With only 4% of the UK tech workforce from a BAME background, the tech industry is in a bad spot in regards to diversity. Age, disability, and gender are also at the forefront of the problem. This is typically the result of unconscious bias, and businesses are losing out on some of the best talent as a result. Humans receive around 11 million pieces of information every second, and while our brains process all of this, our conscious minds can only handle around 40 pieces. As a result of automatically taking cognitive shortcuts, hiring managers tend to make decisions without consciously thinking about them, which leads to unconscious biases forming. These decisions are often based on factors such as background, culture, environment, and personal experience, and such choices can lead to others missing out on opportunities. Most organisations hire what they know in terms of people, so if a business predominantly consists of white males, for example, that’s the demographic they’ll hire.
According to BIMA’s Tech Inclusion & Diversity report 2019, just over a third of women believe their gender has impacted their career development, while 14% of people think their ethnicity has played a part. This goes to show that a lack of workplace diversity is a critical issue. But because of how beneficial diversity can be to the workplace, more businesses are realising the importance of it and changing their policies accordingly. As leadership advisory firm Egon Zehnder note: “Whether viewed as a business imperative, an ethical responsibility, or a fiduciary requirement, diversity and inclusion has moved to the top of the agenda.”
In order to hire diverse talent, though, recruiters need to adapt their hiring processes to avoid unconscious bias. But how best to do this? One fix that’s been touted for businesses is AI (Artificial Intelligence), but many are sceptical. Here we look at whether AI is a viable solution for bridging the tech diversity gap or not.
AI provides better hiring results for companies
When applied properly, AI can help remove unconscious bias by evaluating CVs with no human preconceptions. While hiring managers dream of picking the right candidate as soon as possible, this becomes a difficult task when hundreds of people have applied for a role. However, AI-centered hiring helps to identify what is necessary for success in a role and matches candidates according to those characteristics in a much quicker and efficient way. These models enable a business to maximise the diversity of the talent pool.
Take LinkedIn’s machine-learning model, which provides a ranked list of candidates based on factors including similarity of work experience and skills, the job role, posting location, and the likelihood of a candidate responding. This platform has reached 660 million users and increased job advert engagement by 50% year over year.
Modern Hire’s AI-powered enterprise hiring platform is another example, and is used by Amazon, Walmart, and CVS Health to make smarter hiring decisions. The tool allows organizations to continuously improve hiring results through more data-driven, personalized experiences for candidates, recruiters, and managers. Mike Hudy, Chief Science Officer at Modern Hire told Forbes that the company “simply designs scientific and fair hiring tools, and rigorously monitors candidate scoring (how technology-enabled interviews are evaluated and rated during the review process) to ensure bias is eliminated.”
The effectiveness of these tools is ultimately determined by the data that’s used, however, and it must be job-relevant in order for AI to make better decisions and reflect a diverse team.
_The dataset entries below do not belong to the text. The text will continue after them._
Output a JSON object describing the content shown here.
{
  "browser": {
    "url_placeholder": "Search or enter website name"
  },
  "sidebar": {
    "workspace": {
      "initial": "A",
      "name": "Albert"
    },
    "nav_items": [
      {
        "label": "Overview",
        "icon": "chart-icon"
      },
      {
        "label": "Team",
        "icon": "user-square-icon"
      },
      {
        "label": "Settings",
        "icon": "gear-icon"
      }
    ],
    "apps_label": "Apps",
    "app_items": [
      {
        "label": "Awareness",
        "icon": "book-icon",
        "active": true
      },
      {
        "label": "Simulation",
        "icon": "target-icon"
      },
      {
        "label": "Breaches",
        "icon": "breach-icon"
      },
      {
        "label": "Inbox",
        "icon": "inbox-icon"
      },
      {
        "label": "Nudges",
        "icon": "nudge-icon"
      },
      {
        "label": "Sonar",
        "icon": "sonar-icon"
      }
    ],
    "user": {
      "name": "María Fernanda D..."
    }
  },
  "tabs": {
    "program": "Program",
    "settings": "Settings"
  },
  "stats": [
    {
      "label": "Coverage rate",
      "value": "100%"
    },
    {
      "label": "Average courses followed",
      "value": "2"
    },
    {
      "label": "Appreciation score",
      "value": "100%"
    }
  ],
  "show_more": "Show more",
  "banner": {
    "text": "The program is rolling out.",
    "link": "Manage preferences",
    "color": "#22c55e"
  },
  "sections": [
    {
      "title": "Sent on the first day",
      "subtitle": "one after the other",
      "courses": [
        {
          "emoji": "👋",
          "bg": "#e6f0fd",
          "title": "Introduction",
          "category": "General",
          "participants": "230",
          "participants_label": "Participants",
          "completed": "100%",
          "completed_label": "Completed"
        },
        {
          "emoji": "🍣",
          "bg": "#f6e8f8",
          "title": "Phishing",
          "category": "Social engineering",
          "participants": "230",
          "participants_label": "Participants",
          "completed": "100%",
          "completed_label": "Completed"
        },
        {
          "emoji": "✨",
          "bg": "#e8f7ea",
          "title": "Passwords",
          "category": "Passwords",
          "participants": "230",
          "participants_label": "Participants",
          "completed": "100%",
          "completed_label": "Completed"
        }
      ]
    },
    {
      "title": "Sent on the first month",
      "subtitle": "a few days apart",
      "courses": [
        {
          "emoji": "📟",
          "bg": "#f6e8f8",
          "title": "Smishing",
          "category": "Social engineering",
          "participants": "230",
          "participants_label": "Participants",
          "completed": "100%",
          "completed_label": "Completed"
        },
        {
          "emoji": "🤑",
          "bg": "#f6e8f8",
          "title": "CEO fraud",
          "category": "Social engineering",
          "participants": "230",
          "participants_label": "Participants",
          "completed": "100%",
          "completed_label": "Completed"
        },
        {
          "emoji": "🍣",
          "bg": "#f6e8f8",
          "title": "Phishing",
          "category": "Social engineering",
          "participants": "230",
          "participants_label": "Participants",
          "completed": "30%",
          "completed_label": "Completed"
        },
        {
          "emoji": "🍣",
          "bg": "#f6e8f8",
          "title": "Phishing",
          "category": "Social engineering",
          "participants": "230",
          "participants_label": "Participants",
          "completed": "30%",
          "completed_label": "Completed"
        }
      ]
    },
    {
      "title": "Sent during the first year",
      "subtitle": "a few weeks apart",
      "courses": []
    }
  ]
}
Meanwhile, like other hiring tools out there, AI models need to be continuously audited to ensure they are accurate, fair, and free of bias, otherwise they face running into the kind of problems we highlight next.
What happens when AI goes wrong?
Although AI technologies have been praised for eliminating unconscious bias, it’s not a foolproof model. As many are based on résumé or job application data, this could prove to be inherently biased if the information is centered around the types of people the company currently employs. This is typically collected from previous applicants and employees already hired. So if very few women work for a business, for example, there’s going to be limited relevant information and the model will therefore be primarily focused on a male candidate pool. Take Amazon, which experienced an AI problem when its machine-learning engine didn’t favour women. The software was not rating candidates in a gender-neutral way considering the data was being taken from the company over the last decade, which reflected a male-dominated field. Essentially, the system had taught itself to prefer men, and Amazon soon abandoned the venture.
Meanwhile, the use of facial recognition tools have been known to discriminate against minorities and those with disabilities. For example, Google faced backlash when its automated photo-tagging tool misidentified black people as gorillas. Since the incident, the tech giant has removed gorillas and other primates from its lexicon. Another issue with facial recognition is that often it fails to recognize women, with white females misclassed as men 19% of the time, while errors increase to 35% for non-white women. In order for these applications to be bias-free, they require a lot of diverse facial data, otherwise they fail to reflect an inclusive group. Without this, these apps may discriminate against different racial groups or those with facial injuries. This shows that these models tend to be inconsistent and need to be used with caution if they want a fair result.
Overall, AI can certainly help tech businesses diversify their teams. However, one thing is certain: AI models are only as good as the data they are trained on and the people who create them.